* EXERCISE GOAL: Pull every "View" line out of the data below.

* LISTED ENTRIES:

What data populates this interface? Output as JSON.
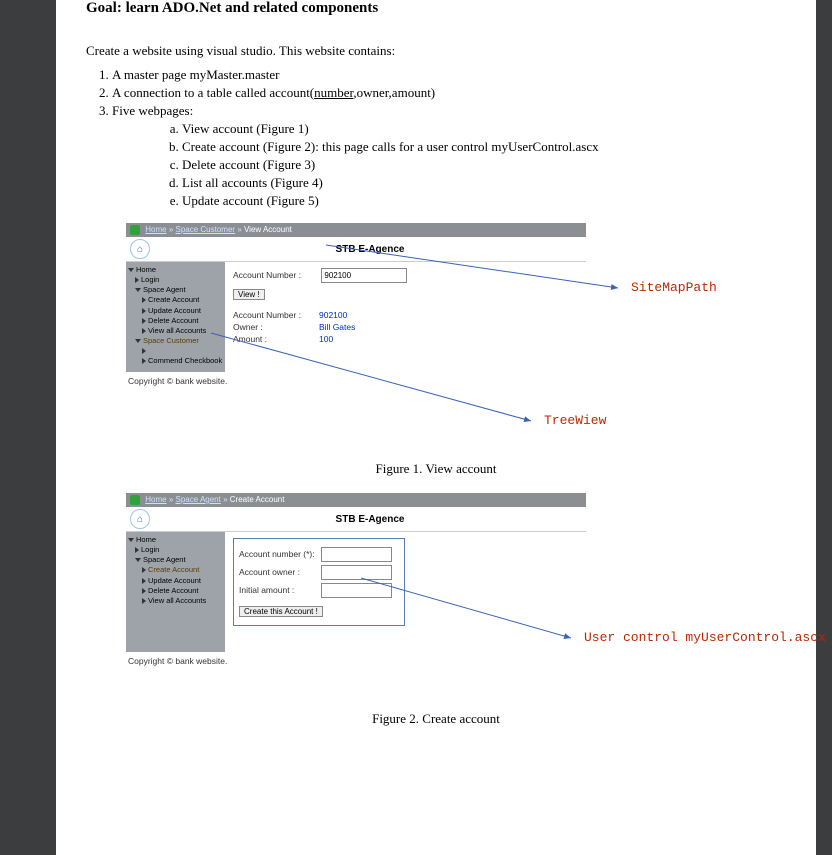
{
  "goal_line": "Goal: learn ADO.Net and related components",
  "intro": "Create a website using visual studio. This website contains:",
  "list": {
    "i1": "A master page myMaster.master",
    "i2_pre": "A connection to a table called account(",
    "i2_u": "number",
    "i2_post": ",owner,amount)",
    "i3": "Five webpages:",
    "sub": {
      "a": "View account (Figure 1)",
      "b": "Create account (Figure 2): this page calls for a user control myUserControl.ascx",
      "c": "Delete account (Figure 3)",
      "d": "List all accounts (Figure 4)",
      "e": "Update account (Figure 5)"
    }
  },
  "figure1": {
    "caption": "Figure 1. View account",
    "breadcrumb": {
      "b1": "Home",
      "b2": "Space Customer",
      "b3": "View Account"
    },
    "site_title": "STB E-Agence",
    "tree": {
      "home": "Home",
      "login": "Login",
      "agent": "Space Agent",
      "create": "Create Account",
      "update": "Update Account",
      "delete": "Delete Account",
      "viewall": "View all Accounts",
      "customer": "Space Customer",
      "command": "Commend Checkbook"
    },
    "form": {
      "label": "Account Number :",
      "value": "902100",
      "button": "View !"
    },
    "result": {
      "r1l": "Account Number :",
      "r1v": "902100",
      "r2l": "Owner :",
      "r2v": "Bill Gates",
      "r3l": "Amount :",
      "r3v": "100"
    },
    "copyright": "Copyright © bank website.",
    "annot1": "SiteMapPath",
    "annot2": "TreeWiew"
  },
  "figure2": {
    "caption": "Figure 2. Create account",
    "breadcrumb": {
      "b1": "Home",
      "b2": "Space Agent",
      "b3": "Create Account"
    },
    "site_title": "STB E-Agence",
    "tree": {
      "home": "Home",
      "login": "Login",
      "agent": "Space Agent",
      "create": "Create Account",
      "update": "Update Account",
      "delete": "Delete Account",
      "viewall": "View all Accounts"
    },
    "form": {
      "l1": "Account number (*):",
      "l2": "Account owner :",
      "l3": "Initial amount :",
      "button": "Create this Account !"
    },
    "copyright": "Copyright © bank website.",
    "annot": "User control myUserControl.ascx"
  }
}
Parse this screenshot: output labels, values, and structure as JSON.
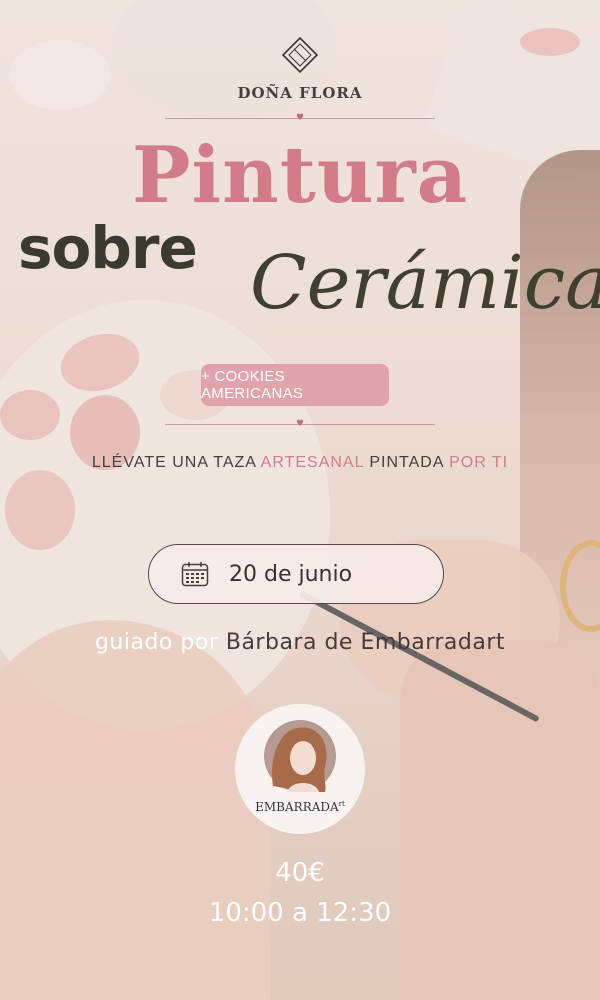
{
  "brand": {
    "name": "DOÑA FLORA",
    "icon": "diamond-logo-icon"
  },
  "title": {
    "line1": "Pintura",
    "line2": "sobre",
    "line3": "Cerámica"
  },
  "extra_pill": "+ COOKIES AMERICANAS",
  "tagline": {
    "part1": "LLÉVATE UNA TAZA ",
    "accent1": "ARTESANAL",
    "part2": " PINTADA ",
    "accent2": "POR TI"
  },
  "event": {
    "date": "20 de junio",
    "date_icon": "calendar-icon"
  },
  "guide": {
    "prefix": "guiado por ",
    "name": "Bárbara de Embarradart"
  },
  "host_logo": {
    "label": "EMBARRADA",
    "sup": "rt",
    "icon": "woman-portrait-icon"
  },
  "price": "40€",
  "time": "10:00 a 12:30",
  "colors": {
    "accent_pink": "#d27c8b",
    "dark_olive": "#3a3a30",
    "pill_pink": "#e0a3ab",
    "background": "#eddcd5"
  }
}
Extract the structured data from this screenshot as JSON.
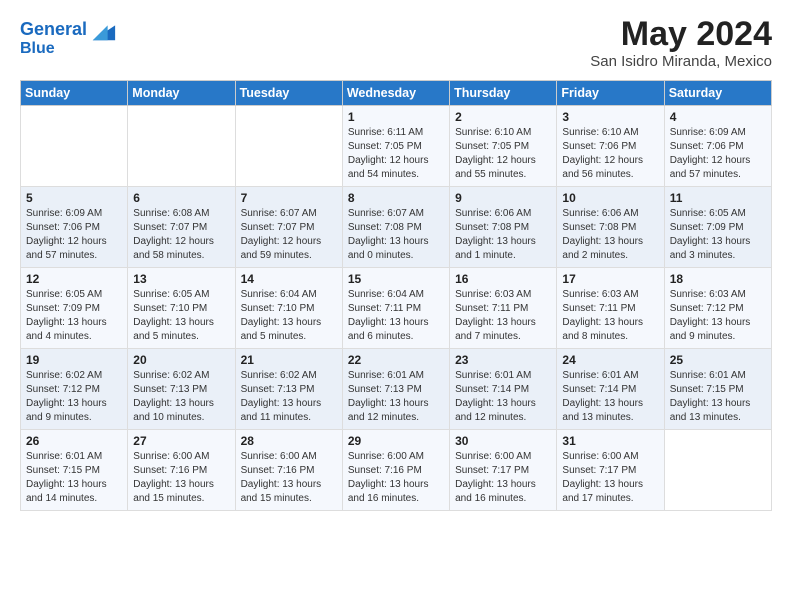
{
  "header": {
    "logo_line1": "General",
    "logo_line2": "Blue",
    "title": "May 2024",
    "subtitle": "San Isidro Miranda, Mexico"
  },
  "days_of_week": [
    "Sunday",
    "Monday",
    "Tuesday",
    "Wednesday",
    "Thursday",
    "Friday",
    "Saturday"
  ],
  "weeks": [
    [
      {
        "num": "",
        "info": ""
      },
      {
        "num": "",
        "info": ""
      },
      {
        "num": "",
        "info": ""
      },
      {
        "num": "1",
        "info": "Sunrise: 6:11 AM\nSunset: 7:05 PM\nDaylight: 12 hours\nand 54 minutes."
      },
      {
        "num": "2",
        "info": "Sunrise: 6:10 AM\nSunset: 7:05 PM\nDaylight: 12 hours\nand 55 minutes."
      },
      {
        "num": "3",
        "info": "Sunrise: 6:10 AM\nSunset: 7:06 PM\nDaylight: 12 hours\nand 56 minutes."
      },
      {
        "num": "4",
        "info": "Sunrise: 6:09 AM\nSunset: 7:06 PM\nDaylight: 12 hours\nand 57 minutes."
      }
    ],
    [
      {
        "num": "5",
        "info": "Sunrise: 6:09 AM\nSunset: 7:06 PM\nDaylight: 12 hours\nand 57 minutes."
      },
      {
        "num": "6",
        "info": "Sunrise: 6:08 AM\nSunset: 7:07 PM\nDaylight: 12 hours\nand 58 minutes."
      },
      {
        "num": "7",
        "info": "Sunrise: 6:07 AM\nSunset: 7:07 PM\nDaylight: 12 hours\nand 59 minutes."
      },
      {
        "num": "8",
        "info": "Sunrise: 6:07 AM\nSunset: 7:08 PM\nDaylight: 13 hours\nand 0 minutes."
      },
      {
        "num": "9",
        "info": "Sunrise: 6:06 AM\nSunset: 7:08 PM\nDaylight: 13 hours\nand 1 minute."
      },
      {
        "num": "10",
        "info": "Sunrise: 6:06 AM\nSunset: 7:08 PM\nDaylight: 13 hours\nand 2 minutes."
      },
      {
        "num": "11",
        "info": "Sunrise: 6:05 AM\nSunset: 7:09 PM\nDaylight: 13 hours\nand 3 minutes."
      }
    ],
    [
      {
        "num": "12",
        "info": "Sunrise: 6:05 AM\nSunset: 7:09 PM\nDaylight: 13 hours\nand 4 minutes."
      },
      {
        "num": "13",
        "info": "Sunrise: 6:05 AM\nSunset: 7:10 PM\nDaylight: 13 hours\nand 5 minutes."
      },
      {
        "num": "14",
        "info": "Sunrise: 6:04 AM\nSunset: 7:10 PM\nDaylight: 13 hours\nand 5 minutes."
      },
      {
        "num": "15",
        "info": "Sunrise: 6:04 AM\nSunset: 7:11 PM\nDaylight: 13 hours\nand 6 minutes."
      },
      {
        "num": "16",
        "info": "Sunrise: 6:03 AM\nSunset: 7:11 PM\nDaylight: 13 hours\nand 7 minutes."
      },
      {
        "num": "17",
        "info": "Sunrise: 6:03 AM\nSunset: 7:11 PM\nDaylight: 13 hours\nand 8 minutes."
      },
      {
        "num": "18",
        "info": "Sunrise: 6:03 AM\nSunset: 7:12 PM\nDaylight: 13 hours\nand 9 minutes."
      }
    ],
    [
      {
        "num": "19",
        "info": "Sunrise: 6:02 AM\nSunset: 7:12 PM\nDaylight: 13 hours\nand 9 minutes."
      },
      {
        "num": "20",
        "info": "Sunrise: 6:02 AM\nSunset: 7:13 PM\nDaylight: 13 hours\nand 10 minutes."
      },
      {
        "num": "21",
        "info": "Sunrise: 6:02 AM\nSunset: 7:13 PM\nDaylight: 13 hours\nand 11 minutes."
      },
      {
        "num": "22",
        "info": "Sunrise: 6:01 AM\nSunset: 7:13 PM\nDaylight: 13 hours\nand 12 minutes."
      },
      {
        "num": "23",
        "info": "Sunrise: 6:01 AM\nSunset: 7:14 PM\nDaylight: 13 hours\nand 12 minutes."
      },
      {
        "num": "24",
        "info": "Sunrise: 6:01 AM\nSunset: 7:14 PM\nDaylight: 13 hours\nand 13 minutes."
      },
      {
        "num": "25",
        "info": "Sunrise: 6:01 AM\nSunset: 7:15 PM\nDaylight: 13 hours\nand 13 minutes."
      }
    ],
    [
      {
        "num": "26",
        "info": "Sunrise: 6:01 AM\nSunset: 7:15 PM\nDaylight: 13 hours\nand 14 minutes."
      },
      {
        "num": "27",
        "info": "Sunrise: 6:00 AM\nSunset: 7:16 PM\nDaylight: 13 hours\nand 15 minutes."
      },
      {
        "num": "28",
        "info": "Sunrise: 6:00 AM\nSunset: 7:16 PM\nDaylight: 13 hours\nand 15 minutes."
      },
      {
        "num": "29",
        "info": "Sunrise: 6:00 AM\nSunset: 7:16 PM\nDaylight: 13 hours\nand 16 minutes."
      },
      {
        "num": "30",
        "info": "Sunrise: 6:00 AM\nSunset: 7:17 PM\nDaylight: 13 hours\nand 16 minutes."
      },
      {
        "num": "31",
        "info": "Sunrise: 6:00 AM\nSunset: 7:17 PM\nDaylight: 13 hours\nand 17 minutes."
      },
      {
        "num": "",
        "info": ""
      }
    ]
  ]
}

* YOUR RESPONSE:
      "a": "View account (Figure 1)",
    "caption": "Figure 1. View account",
      "b3": "View Account"
      "viewall": "View all Accounts",
      "button": "View !"
      "viewall": "View all Accounts"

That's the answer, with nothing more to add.